*** Records for this task ***
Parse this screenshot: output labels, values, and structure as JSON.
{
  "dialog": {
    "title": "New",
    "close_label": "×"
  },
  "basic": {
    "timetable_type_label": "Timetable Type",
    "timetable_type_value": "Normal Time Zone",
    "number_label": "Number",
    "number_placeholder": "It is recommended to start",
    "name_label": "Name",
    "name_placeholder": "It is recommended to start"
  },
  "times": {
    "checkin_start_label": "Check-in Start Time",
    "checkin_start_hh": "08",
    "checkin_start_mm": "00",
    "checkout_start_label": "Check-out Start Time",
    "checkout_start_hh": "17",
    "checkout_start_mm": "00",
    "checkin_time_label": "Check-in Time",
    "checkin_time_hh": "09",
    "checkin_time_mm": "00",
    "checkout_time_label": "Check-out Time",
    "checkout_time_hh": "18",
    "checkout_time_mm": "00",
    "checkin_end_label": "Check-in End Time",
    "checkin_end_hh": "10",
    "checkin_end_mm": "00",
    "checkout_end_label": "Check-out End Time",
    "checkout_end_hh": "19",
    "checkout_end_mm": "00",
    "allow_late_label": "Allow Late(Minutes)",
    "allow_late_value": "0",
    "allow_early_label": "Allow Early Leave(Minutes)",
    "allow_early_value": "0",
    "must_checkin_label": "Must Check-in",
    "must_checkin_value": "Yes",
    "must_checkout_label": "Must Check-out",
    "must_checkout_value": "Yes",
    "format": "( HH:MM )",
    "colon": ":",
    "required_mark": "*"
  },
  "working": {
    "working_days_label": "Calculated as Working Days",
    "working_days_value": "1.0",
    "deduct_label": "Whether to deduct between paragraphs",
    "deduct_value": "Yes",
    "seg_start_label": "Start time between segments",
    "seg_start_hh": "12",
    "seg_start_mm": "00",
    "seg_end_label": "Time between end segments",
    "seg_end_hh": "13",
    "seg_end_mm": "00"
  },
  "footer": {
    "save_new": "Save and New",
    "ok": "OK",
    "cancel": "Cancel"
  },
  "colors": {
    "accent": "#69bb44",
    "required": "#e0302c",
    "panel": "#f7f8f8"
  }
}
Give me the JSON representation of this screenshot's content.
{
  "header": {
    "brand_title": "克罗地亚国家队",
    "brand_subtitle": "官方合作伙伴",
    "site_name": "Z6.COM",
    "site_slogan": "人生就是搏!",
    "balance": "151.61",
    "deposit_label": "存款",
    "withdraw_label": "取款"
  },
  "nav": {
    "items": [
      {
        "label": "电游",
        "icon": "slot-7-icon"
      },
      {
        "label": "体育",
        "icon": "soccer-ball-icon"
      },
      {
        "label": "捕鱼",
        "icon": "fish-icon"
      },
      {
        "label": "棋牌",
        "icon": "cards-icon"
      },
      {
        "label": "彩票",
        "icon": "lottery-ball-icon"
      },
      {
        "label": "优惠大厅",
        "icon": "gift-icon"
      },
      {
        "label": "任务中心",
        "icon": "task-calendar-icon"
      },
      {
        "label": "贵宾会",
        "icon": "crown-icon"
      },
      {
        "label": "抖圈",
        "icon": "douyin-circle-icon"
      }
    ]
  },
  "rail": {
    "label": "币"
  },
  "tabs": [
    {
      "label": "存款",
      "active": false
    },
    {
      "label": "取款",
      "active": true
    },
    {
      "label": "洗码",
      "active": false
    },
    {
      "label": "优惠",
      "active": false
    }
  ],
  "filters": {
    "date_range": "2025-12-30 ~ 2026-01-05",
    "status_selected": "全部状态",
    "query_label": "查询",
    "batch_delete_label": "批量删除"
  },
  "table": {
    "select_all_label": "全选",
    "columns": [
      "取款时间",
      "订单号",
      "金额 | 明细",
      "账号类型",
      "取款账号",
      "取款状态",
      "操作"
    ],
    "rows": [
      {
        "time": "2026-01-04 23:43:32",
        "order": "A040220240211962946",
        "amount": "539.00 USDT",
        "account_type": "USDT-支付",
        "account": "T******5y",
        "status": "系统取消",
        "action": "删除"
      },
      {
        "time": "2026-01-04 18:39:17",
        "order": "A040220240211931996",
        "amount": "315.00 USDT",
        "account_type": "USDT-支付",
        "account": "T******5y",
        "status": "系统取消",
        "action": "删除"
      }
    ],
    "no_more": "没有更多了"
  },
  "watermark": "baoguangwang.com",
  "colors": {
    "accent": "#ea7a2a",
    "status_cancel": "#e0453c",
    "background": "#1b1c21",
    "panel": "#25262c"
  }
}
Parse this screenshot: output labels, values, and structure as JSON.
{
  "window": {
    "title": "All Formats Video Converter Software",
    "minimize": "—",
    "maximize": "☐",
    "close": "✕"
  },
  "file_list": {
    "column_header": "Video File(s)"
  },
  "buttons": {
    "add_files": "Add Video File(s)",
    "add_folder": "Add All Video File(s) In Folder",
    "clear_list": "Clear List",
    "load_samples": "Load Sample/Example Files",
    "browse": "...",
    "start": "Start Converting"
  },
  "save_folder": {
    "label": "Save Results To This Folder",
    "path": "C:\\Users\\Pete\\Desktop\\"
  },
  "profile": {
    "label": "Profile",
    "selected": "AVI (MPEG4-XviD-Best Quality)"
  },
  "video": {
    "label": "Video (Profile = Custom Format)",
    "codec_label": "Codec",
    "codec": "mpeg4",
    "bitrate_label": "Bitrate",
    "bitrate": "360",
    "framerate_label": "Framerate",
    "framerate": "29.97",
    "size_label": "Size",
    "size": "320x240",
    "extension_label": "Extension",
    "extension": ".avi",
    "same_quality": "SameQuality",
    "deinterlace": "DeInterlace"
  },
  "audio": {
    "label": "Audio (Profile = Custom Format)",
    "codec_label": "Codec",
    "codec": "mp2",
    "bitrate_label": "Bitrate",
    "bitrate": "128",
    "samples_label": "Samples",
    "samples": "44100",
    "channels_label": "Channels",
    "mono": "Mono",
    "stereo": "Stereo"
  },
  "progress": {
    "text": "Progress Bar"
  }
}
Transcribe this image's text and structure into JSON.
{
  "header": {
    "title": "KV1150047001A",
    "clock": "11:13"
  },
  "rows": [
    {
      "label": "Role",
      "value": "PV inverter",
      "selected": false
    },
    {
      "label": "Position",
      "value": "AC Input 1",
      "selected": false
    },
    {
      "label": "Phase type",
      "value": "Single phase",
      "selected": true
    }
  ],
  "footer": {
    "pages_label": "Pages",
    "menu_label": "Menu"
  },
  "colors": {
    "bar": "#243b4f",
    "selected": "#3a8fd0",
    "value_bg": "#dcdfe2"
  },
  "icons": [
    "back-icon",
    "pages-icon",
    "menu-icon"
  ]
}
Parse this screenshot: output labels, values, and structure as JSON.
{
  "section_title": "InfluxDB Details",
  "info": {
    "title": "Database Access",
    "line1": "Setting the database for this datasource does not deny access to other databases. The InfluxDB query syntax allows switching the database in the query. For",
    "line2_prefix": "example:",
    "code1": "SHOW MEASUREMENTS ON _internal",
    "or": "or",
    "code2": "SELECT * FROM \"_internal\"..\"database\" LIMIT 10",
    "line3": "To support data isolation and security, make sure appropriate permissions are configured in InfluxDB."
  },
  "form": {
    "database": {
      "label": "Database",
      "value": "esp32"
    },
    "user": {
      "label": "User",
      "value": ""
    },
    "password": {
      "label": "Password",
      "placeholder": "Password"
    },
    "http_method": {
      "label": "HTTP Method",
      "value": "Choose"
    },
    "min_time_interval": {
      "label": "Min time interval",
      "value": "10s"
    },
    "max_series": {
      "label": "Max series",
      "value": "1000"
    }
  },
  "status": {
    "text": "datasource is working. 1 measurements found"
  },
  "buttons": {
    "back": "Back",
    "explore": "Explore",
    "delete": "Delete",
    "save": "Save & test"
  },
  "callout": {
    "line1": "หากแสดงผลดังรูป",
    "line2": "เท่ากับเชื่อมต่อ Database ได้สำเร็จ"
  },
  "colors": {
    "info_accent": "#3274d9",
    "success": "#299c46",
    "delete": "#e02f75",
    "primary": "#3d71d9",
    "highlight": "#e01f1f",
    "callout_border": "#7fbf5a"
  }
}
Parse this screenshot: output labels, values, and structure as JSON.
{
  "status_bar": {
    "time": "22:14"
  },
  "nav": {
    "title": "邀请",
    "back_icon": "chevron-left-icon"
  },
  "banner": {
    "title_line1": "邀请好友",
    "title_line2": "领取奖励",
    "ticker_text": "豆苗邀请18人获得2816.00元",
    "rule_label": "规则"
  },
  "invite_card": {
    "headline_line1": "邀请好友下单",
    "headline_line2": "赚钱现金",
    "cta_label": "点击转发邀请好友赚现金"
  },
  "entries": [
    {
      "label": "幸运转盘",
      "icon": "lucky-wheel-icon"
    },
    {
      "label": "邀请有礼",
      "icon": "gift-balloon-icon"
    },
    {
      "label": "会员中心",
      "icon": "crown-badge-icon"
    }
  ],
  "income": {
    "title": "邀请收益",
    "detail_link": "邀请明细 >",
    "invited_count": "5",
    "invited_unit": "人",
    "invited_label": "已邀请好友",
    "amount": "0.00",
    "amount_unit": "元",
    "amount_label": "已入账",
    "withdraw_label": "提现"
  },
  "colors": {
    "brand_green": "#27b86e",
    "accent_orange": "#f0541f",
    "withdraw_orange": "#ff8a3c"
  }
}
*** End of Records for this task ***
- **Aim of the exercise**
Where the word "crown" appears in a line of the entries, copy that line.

- **Written answer**
        "icon": "crown-icon"
      "icon": "crown-badge-icon"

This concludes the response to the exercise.